A note about cookware: I was fortunate enough years ago to find a gorgeous stainless steel roasting pan on sale. What I like about my pan is that both the roaster and the lid can be used as separate pans on the stovetop. It also comes with a wire rack insert. If you don’t have such a roaster, you can still make this dish. To roast the meat, simply balance a rack over any kind of baking pan, or just trim the excess fat really well and skip the rack step. Then, when you are ready for the basting stage, transfer the meat to a casserole dish that can be fitted with a lid (when necessary) or use foil as a lid.
A note about all that butter: Just go for it! And, don’t feel guilty eating it! I weighed myself the day after eating this recipe and I was down by half a pound! It’s all in the controlled carbohydrate approach to life. Keep the carbs to a minimum (I stay below 20 grams a day) and enjoy vitamin rich butter from cows that have truly been raised on pasture! If you can’t eat butter, but can use Ghee, I think it would work superbly in this recipe!
A note about pictures and our kitchen remodel: I had trouble getting a great picture, in part because we still have no light in our kitchen–or at least the dining area of our kitchen.

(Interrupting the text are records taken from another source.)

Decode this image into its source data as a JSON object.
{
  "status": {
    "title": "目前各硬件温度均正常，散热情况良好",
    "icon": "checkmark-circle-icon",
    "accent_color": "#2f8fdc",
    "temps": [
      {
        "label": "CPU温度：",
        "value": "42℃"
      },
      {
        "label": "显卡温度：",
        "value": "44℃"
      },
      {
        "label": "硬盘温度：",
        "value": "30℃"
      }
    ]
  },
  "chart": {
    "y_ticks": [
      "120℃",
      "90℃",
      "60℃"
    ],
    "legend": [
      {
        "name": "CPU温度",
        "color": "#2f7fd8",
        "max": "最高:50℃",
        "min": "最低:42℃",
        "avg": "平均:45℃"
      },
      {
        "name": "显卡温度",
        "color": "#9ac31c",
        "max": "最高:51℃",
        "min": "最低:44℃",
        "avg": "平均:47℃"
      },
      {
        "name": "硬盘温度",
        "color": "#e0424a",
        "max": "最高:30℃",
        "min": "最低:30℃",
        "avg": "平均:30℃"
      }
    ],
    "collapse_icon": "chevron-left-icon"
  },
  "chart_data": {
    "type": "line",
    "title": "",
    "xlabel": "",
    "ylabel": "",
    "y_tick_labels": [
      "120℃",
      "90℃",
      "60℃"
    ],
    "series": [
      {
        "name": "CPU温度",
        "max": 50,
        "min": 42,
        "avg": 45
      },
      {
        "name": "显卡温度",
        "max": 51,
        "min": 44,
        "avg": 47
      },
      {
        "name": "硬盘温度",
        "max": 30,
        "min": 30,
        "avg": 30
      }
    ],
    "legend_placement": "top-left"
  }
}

Our remodel is progressing, but we’ve had so much company lately it’s going slowly. Thankfully, Brian has some time off this month to work on it!